    My Spaceview was handed down to me by my late stepfather, who wore it daily for many years. It’s been in a drawer for much of the time since, since it’s not working and I don’t know where to go to get it serviced and running again. I would love to restore it and wear it. Thanks for the memory of a great and unique timepiece.

  2. Mine was a gift by the ushers in our wedding June 17, 1966 and I wore it continuously until May 1982+ when Leo Burnett Company gave me their 15 year Anniversary watch with a gold watch band worth a lot more than the watch. I first asked the company to adapt the band to fit my Accutron. Lacking enough clout to command that I began wearing their watch for decades. In the early 2010s I revived my Accutron and bought an Antique faux Cartier watch band which was fitted to my Bulova.
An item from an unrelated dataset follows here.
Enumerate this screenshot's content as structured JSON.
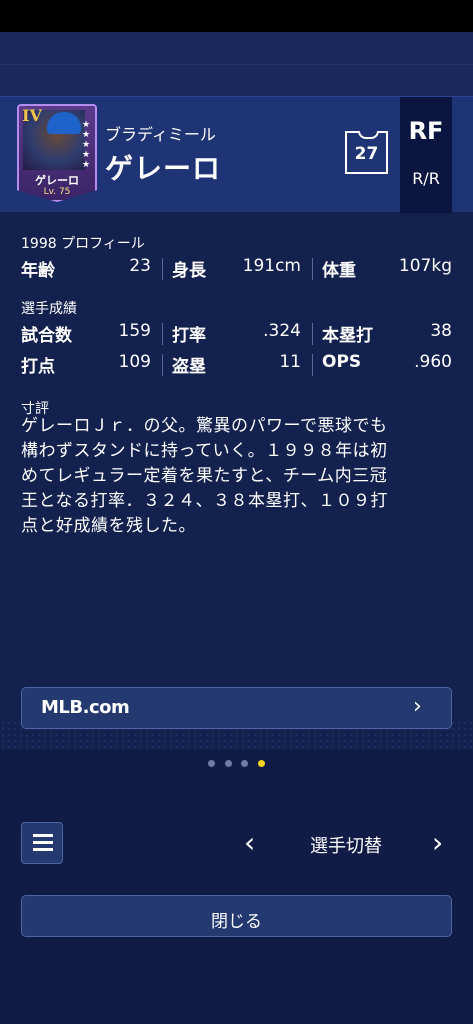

The only challenge now- non-mercury batteries make the watch run a bit faster so perhaps it should be re-named Accutronish.